What could you buy with $19 billion? By one analyst’s estimate, two nuclear submarines; 76,000 trips to space on Virgin Galactic; about a third of Ford Motor Company; or the entire Sony
Corporation (with change to spare).
For Facebook, $19 million just bought a messaging app with 450 million active mobile users, and a steep growth curve among young consumers and
those in emerging markets.
But will the WhatsApp deal pay off? Analysts and industry leaders continue to argue both ways.
The deal was a no-brainer, according to
Nathaniel Perez, global head of social at SapientNitro. “Facebook is failing to get a handle on immediacy and spontaneity,” he said. “WhatsApp is incredibly successful at it …
and that's why Facebook needs it.”
Joe McCormack, CEO of social advertising firm Adquant, agreed. “While the purchase price may be big and bold, the acquisition …
makes a lot of sense,” McCormack said. “WhatsApp will make Facebook users more connected, enable them to share more photos, increase Facebook usage and thus drive more revenue to
Facebook’s core business of selling ads, especially on mobile."
Yet, among other concerns, Facebook is a fundamentally different company than WhatsApp, according to Debra Aho
Williamson, Principal Analyst at eMarketer.
“It’s the anti-Facebook,” Williamson said on Thursday. WhatsApp doesn’t have any advertising, for one, and it
doesn’t track users’ data. By contrast, “Facebook has based its business on the back of consumer data,” said Williamson.
Citing revenue concerns, Pivotal
Research analyst Brian Wieser downgraded Facebook’s stock from a buy to hold, this week.
To justify its $19 billion price tag, WhatsApp will need to generate about $1 billion in

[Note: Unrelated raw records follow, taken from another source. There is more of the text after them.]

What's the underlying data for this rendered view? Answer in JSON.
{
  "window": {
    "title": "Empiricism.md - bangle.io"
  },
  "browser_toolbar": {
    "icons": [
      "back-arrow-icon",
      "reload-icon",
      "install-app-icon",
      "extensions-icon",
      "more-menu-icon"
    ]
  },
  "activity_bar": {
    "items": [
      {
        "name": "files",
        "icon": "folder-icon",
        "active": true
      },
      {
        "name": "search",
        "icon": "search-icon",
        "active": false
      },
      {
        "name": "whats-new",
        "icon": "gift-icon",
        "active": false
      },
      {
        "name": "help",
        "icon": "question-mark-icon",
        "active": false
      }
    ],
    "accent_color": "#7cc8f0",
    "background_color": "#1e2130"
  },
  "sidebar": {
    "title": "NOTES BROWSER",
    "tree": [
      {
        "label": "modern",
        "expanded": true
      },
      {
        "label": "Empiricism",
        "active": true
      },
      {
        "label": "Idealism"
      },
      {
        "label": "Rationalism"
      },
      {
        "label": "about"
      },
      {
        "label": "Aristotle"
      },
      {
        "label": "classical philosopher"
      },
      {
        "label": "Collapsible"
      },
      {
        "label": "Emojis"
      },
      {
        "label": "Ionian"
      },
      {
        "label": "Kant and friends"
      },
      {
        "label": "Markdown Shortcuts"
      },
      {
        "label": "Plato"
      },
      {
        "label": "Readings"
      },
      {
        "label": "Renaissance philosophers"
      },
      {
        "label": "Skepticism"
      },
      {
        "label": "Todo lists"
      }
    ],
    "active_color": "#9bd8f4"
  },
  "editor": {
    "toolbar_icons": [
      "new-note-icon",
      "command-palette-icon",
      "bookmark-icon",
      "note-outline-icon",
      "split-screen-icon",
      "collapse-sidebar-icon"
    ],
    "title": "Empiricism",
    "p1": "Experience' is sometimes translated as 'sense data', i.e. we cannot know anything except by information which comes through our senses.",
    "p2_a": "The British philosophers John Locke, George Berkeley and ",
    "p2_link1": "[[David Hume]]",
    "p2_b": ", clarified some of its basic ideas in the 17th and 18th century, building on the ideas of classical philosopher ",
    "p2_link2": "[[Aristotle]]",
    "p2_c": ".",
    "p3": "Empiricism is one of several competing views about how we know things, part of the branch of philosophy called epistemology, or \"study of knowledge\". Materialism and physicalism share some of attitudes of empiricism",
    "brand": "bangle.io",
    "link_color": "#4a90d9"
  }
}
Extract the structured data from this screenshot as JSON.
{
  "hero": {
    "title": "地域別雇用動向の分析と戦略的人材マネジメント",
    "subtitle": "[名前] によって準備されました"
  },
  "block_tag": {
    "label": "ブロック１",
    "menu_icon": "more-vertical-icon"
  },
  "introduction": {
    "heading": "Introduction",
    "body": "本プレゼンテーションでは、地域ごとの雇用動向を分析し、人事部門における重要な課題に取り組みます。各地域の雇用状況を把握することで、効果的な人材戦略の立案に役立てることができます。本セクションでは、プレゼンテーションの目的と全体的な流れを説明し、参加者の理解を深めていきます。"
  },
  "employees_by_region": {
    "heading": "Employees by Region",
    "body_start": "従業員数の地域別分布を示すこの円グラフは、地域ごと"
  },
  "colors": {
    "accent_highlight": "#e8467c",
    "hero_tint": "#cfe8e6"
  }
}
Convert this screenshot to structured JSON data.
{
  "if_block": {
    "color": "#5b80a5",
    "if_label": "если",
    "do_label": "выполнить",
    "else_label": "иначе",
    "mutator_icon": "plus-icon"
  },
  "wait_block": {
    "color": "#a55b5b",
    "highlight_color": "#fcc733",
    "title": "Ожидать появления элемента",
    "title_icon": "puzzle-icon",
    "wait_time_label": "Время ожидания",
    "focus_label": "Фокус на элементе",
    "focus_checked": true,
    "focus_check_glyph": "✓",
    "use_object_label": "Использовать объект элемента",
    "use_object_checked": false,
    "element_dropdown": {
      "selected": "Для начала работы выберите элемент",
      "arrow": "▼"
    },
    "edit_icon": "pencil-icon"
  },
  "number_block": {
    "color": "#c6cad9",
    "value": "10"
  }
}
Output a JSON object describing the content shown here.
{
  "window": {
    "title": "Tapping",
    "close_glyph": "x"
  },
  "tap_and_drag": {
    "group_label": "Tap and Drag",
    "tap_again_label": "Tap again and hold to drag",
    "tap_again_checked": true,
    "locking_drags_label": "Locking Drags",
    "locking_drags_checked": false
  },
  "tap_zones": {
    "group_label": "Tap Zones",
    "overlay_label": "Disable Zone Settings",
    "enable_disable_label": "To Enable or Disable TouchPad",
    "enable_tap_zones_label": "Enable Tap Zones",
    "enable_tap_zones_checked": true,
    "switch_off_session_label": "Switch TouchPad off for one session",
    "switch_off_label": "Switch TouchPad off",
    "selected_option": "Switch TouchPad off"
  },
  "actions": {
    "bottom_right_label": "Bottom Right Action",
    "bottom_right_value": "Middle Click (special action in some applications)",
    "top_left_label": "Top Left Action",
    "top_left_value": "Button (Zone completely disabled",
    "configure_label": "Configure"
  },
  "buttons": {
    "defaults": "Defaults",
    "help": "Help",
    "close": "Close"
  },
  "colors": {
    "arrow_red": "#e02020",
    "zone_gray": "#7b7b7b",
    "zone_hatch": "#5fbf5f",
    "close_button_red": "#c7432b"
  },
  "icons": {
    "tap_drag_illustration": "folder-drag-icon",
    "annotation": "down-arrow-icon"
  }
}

annual cash flow by 2018, by Wieser’s reckoning. “While we see strategic merit, the acquisition is difficult to justify on metrics we use to value Facebook,” he said in a research
However, the potential to scale rapidly is more important than a clear revenue model, said Michael Boland, BIA/Kelsey's lead mobile analyst. “WhatsApp could be an
effective loss leader to grow Facebook’s global user base,” Boland explained in a note on Wednesday. “User acquisition is vital for a company like Facebook, for which there’s a
lock-in effect and a high lifetime customer value.”
Facebook presently has about 550 million active mobile users, compared to WhatsApp’s 450 million.
“In that light, WhatsApp can be seen as a play at sheer scale … and that needs to happen globally, where Facebook’s user base will underpin its network effect and all future plans
as a business.”
Added Boland: “Monetization can then come in all of the other ways Facebook is building its revenue model.”
In a year or two,
Facebook could come up with some new ad models that WhatsApp users find palatable, eMarketer’s Williamson said. “They have smart engineers who will find new ways to advertise [on WhatsApp]
in a way that makes sense, and [in a way] that feels native,” she said.